Recently, there has been a lot of discussion about how the economy is growing across the country and in the Los Angeles area. However, unlike in previous periods of economic growth, much of this job growth has been attributed to what is being referred to as “on demand” jobs “or “gigs.” While the term gig has being around a long time, it formerly was used when a band got hired to perform for a night. These days a gig could mean when someone online requests a single service, such as helping to fix a computer problem, or even coming to help put together furniture a customer bought from IKEA.

technologyThere are also ridesharing companies, such as Uber and Lyft. These companies get customers to download their apps for their smartphones. When a user needs a ride, he or she can call an Uber, for example. A driver who is working with the ridesharing company will have an iPhone that tells them someone has requested a ride. The ridesharing driver can either accept the request or do nothing. If he or she accepts the ride, then the driver is expected to pick up the rider and take the rider to his or her designation, and the app handles all of the payment, including a tip for the driver. Continue reading

Plaintiff in Ledbetter v. Good Samaritan Ministries may have an uphill battle in proving his employment retaliation case, but there were too many “loose ends” for the trial court to have declared a summary judgment in favor of the defense, a federal appellate court recently ruled.collapsed

According to the decision handed down by the U.S. Court of Appeals for the Seventh Circuit, the case stemmed from an original charge of racial discrimination and retaliation with the Equal Employment Opportunity Commission. The district court granted summary judgment to defendants in that case. But subsequently, plaintiff filed a separate action for retaliation, arguing he was being punished by his employer for filing the original claim.

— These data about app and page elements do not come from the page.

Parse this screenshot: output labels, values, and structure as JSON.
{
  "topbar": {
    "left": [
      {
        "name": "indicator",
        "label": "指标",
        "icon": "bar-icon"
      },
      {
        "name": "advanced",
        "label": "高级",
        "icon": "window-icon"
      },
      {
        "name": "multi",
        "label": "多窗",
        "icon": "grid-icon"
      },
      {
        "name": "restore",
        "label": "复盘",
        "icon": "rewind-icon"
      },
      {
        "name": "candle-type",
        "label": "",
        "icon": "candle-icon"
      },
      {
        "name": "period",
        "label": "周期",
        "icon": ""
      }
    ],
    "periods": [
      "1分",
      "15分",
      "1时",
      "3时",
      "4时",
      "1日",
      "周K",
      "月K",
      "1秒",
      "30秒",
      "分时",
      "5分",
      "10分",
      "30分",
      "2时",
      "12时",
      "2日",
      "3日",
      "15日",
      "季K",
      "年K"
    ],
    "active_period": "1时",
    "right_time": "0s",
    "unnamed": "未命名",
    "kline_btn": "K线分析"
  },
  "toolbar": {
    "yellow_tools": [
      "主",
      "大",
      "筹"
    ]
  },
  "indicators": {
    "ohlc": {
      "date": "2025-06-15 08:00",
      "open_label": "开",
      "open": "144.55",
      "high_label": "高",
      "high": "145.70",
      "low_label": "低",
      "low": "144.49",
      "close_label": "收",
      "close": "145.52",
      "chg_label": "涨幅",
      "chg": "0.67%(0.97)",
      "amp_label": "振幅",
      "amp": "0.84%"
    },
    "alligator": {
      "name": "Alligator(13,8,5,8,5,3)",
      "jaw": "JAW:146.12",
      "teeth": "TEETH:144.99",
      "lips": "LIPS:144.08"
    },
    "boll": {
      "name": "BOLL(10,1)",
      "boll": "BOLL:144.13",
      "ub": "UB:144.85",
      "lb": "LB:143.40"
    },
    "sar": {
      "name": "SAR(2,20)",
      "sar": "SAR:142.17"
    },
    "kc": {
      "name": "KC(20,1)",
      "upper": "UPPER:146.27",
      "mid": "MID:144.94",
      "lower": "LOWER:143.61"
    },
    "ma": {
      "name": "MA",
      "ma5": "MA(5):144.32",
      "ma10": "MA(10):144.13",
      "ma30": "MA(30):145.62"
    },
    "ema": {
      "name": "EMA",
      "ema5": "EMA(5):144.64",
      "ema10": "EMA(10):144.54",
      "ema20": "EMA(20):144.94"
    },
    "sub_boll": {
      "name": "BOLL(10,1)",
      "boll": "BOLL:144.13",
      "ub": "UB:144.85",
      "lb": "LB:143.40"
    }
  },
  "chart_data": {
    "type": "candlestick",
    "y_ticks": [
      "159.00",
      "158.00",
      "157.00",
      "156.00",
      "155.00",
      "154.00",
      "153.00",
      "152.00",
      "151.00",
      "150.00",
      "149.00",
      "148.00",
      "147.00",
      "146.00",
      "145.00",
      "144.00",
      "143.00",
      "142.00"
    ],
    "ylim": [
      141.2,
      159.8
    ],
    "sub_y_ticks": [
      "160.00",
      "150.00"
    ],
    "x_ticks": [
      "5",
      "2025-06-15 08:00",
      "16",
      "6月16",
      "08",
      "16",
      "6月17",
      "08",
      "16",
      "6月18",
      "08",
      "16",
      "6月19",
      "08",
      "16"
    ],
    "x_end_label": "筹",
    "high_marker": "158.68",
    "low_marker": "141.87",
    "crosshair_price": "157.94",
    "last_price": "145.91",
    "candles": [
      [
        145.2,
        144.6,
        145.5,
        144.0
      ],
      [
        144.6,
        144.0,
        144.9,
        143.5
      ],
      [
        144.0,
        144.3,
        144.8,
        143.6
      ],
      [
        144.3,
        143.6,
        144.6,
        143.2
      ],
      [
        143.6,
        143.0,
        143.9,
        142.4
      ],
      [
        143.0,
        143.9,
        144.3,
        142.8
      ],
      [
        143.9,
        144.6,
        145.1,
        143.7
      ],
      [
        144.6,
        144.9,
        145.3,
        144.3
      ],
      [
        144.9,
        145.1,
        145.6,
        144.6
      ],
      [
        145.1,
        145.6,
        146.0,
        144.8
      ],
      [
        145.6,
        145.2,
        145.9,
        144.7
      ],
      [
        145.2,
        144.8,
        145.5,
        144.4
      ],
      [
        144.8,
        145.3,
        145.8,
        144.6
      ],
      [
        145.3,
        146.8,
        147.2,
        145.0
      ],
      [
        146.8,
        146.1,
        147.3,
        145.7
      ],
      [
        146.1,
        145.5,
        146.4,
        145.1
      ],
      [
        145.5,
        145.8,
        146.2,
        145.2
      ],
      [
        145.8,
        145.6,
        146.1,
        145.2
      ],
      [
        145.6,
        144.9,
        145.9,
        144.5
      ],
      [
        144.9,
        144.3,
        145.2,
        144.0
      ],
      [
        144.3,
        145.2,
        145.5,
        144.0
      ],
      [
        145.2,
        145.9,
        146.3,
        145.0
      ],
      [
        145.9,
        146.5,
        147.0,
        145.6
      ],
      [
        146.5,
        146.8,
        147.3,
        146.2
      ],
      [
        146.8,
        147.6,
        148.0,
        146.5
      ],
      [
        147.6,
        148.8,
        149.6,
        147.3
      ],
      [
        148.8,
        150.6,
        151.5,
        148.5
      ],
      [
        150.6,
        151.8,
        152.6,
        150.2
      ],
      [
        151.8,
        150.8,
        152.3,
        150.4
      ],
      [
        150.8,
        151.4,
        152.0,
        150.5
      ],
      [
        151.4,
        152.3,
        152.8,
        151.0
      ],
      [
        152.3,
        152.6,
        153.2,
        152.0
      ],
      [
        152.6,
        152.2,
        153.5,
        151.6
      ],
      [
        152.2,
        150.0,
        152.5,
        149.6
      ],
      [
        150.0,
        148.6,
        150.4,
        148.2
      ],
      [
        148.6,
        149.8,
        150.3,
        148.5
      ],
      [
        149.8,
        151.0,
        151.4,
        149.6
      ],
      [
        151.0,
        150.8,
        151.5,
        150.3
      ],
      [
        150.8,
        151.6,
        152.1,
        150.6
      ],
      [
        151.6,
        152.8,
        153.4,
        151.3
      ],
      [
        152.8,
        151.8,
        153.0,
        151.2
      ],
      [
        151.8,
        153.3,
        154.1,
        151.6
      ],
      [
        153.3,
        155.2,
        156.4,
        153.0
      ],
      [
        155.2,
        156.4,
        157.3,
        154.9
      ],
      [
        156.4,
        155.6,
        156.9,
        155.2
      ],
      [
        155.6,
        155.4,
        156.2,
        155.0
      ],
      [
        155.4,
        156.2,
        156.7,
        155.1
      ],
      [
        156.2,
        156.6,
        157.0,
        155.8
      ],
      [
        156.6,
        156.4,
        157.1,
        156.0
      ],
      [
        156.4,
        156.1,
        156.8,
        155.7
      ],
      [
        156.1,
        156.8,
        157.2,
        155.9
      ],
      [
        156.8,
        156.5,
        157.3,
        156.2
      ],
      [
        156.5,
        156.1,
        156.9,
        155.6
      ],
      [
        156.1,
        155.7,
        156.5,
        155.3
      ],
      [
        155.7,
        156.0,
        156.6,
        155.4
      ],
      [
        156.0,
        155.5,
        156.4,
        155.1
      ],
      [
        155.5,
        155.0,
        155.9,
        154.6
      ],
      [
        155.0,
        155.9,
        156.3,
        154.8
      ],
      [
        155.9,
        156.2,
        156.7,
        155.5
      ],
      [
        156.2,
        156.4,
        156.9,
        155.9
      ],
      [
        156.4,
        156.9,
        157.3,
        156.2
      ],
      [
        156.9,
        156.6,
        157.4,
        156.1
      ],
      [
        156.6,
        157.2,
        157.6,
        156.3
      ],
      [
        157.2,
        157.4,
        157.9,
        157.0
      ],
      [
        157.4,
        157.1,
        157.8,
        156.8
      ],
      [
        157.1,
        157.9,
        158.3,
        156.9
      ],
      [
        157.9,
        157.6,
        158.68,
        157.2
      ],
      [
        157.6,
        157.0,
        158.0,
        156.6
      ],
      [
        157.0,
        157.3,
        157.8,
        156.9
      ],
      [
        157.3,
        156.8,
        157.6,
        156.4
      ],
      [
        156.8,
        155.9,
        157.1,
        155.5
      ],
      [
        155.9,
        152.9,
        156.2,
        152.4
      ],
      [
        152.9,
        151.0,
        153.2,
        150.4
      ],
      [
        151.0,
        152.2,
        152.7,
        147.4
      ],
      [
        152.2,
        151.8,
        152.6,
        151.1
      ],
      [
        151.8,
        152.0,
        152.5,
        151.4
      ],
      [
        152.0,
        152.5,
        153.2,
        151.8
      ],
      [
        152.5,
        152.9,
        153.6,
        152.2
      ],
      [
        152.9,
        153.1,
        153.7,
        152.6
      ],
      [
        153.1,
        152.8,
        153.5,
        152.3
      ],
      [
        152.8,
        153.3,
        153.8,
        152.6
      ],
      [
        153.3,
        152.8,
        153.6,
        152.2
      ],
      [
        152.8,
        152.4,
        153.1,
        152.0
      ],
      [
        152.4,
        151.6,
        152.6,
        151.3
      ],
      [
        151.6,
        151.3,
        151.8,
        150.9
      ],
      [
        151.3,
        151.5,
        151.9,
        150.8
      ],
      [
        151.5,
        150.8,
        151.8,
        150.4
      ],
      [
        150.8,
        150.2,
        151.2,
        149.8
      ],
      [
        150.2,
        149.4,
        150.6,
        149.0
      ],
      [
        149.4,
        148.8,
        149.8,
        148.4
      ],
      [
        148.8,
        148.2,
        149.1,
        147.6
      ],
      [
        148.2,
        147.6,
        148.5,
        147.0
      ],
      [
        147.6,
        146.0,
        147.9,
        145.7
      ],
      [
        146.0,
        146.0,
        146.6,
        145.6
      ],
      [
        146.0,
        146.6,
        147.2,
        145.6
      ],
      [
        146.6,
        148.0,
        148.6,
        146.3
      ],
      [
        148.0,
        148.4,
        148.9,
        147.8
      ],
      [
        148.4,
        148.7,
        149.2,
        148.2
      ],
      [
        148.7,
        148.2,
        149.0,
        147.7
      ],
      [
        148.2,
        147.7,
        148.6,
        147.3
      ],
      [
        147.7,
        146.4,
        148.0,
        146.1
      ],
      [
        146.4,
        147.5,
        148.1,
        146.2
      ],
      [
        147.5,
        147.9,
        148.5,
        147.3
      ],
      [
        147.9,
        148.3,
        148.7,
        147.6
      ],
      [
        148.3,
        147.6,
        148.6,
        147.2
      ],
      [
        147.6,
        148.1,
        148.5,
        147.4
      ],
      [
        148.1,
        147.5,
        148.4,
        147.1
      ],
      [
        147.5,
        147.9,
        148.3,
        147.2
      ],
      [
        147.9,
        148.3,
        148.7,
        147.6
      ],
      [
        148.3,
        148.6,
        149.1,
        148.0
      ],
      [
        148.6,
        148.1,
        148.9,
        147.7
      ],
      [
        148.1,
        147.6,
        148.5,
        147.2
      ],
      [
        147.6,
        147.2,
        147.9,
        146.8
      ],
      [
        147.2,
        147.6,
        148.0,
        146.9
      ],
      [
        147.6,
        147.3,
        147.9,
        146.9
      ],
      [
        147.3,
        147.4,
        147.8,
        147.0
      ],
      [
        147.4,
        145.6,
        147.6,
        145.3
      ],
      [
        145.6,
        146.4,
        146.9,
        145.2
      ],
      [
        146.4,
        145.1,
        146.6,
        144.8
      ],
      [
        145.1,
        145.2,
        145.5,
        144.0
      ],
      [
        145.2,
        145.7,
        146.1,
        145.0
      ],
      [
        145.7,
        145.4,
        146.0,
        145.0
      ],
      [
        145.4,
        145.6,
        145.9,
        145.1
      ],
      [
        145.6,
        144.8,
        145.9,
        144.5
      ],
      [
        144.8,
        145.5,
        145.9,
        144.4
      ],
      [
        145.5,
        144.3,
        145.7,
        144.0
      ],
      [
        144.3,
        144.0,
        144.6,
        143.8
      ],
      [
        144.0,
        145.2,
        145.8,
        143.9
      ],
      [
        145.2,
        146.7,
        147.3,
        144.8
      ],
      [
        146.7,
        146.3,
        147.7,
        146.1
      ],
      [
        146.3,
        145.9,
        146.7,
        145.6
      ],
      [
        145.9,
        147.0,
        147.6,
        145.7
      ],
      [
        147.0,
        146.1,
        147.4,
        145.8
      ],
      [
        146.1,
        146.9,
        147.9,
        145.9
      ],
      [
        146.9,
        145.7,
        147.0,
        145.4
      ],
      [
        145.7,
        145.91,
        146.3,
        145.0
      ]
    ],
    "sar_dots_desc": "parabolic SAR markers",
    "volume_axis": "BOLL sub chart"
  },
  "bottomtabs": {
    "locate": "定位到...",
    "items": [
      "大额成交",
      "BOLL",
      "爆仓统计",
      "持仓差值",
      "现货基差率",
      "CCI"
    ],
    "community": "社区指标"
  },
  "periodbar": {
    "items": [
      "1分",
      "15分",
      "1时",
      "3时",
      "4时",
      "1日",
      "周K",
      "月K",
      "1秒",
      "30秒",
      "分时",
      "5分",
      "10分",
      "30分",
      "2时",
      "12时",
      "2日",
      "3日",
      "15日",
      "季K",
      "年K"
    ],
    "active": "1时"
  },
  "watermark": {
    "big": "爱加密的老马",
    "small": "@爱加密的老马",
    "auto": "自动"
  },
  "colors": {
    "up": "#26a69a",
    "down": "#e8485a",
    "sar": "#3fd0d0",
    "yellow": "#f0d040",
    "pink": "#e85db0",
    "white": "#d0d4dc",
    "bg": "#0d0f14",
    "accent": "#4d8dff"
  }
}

While the district court again granted summary judgment to the employer, the federal appeals court reversed.

Although the general tide toward employment litigation has been leaning more toward corporate interests lately, most notably with more stringent standards for class action filings, that doesn’t mean such cases are no longer happening at all.businessmanwithnotebook

Our Costa Mesa employment lawyers know that this was recently evidenced in a decision handed down by a federal judge in a Northern California courtroom. The judge In re: High-Tech Employee Antitrust Litigation, U.S. District Court Northern District of California, San Jose Division, has awarded class action status to the workers seeking recompense for what they say were unfair hiring practices engaged in conspiratorially by numerous technical firms in Silicon Valley.

Specifically, the workers allege the companies violated the Clayton Act and the Sherman Act, both antitrust laws. The workers say the ultimate goal of the companies was to drive down labor competition, and thereby deprive workers of job mobility – and potentially hundreds of millions of dollars in salary and other compensation.

A new survey released recently by Inc.com indicates that roughly 20 percent of small business owners are voicing preference for independent contractors over full-time employees. worker

Part of the reason reportedly has to do with employer requirements under the soon-to-be-enforced Affordable Healthcare Act, but our Costa Mesa wage and hour lawyers recognize that employers likely see other benefits too.

Among the pluses noted by employers:

A number of recent employment lawsuits filed throughout the country have stemmed from alleged religious discrimination, ranging from failure to grant certain accommodations to outright harassment and hate crimes. muslimwoman

Our Costa Mesa religious discrimination attorneys know that Title VII of the Civil Rights Act is very clear in stipulating that such actions are not to be tolerated under the law. The law refers to a prohibition on any discrimination with regard to any aspect of employment, including hiring, firing, pay, job assignments, lay-offs, promotions, benefits, training or any other condition of employment.

Harassment of a person based on his or her religion is also illegal, the same way sexual harassment is barred.